▸ Requirement
Look for the word "pluginCommand" in the records, and copy each line where it appears.

Data records for software interfaces:
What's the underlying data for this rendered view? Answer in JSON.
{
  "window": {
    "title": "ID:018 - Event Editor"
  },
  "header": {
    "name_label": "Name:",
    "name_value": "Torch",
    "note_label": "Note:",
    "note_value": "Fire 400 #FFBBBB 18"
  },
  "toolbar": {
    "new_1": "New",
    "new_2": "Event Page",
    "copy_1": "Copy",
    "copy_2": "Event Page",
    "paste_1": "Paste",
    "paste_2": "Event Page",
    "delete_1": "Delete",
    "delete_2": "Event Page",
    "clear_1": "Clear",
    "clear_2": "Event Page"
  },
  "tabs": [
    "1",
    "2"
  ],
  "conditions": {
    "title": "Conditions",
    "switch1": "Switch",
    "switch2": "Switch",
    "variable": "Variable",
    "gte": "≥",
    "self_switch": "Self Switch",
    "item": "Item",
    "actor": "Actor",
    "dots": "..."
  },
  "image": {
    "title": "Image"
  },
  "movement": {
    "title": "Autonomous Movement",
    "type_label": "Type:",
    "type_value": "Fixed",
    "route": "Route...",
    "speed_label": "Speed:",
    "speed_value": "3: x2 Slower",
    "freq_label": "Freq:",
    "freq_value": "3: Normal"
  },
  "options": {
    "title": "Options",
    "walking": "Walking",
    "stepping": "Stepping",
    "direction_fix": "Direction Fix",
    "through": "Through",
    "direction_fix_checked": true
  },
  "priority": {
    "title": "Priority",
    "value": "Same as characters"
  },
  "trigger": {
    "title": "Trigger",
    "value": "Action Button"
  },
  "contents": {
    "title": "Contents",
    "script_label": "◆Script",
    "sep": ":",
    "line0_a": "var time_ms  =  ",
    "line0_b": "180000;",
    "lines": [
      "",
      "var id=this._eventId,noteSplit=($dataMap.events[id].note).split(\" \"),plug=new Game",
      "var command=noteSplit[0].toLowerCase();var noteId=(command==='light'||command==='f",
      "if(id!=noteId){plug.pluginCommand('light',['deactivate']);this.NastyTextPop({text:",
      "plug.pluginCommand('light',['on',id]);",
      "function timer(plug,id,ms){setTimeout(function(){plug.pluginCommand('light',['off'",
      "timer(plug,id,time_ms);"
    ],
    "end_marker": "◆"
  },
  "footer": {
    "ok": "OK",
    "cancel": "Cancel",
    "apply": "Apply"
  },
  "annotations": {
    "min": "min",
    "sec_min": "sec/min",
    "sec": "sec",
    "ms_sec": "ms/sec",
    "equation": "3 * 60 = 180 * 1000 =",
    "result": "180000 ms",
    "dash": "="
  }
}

▸ Exercise answer
      "if(id!=noteId){plug.pluginCommand('light',['deactivate']);this.NastyTextPop({text:",
      "plug.pluginCommand('light',['on',id]);",
      "function timer(plug,id,ms){setTimeout(function(){plug.pluginCommand('light',['off'",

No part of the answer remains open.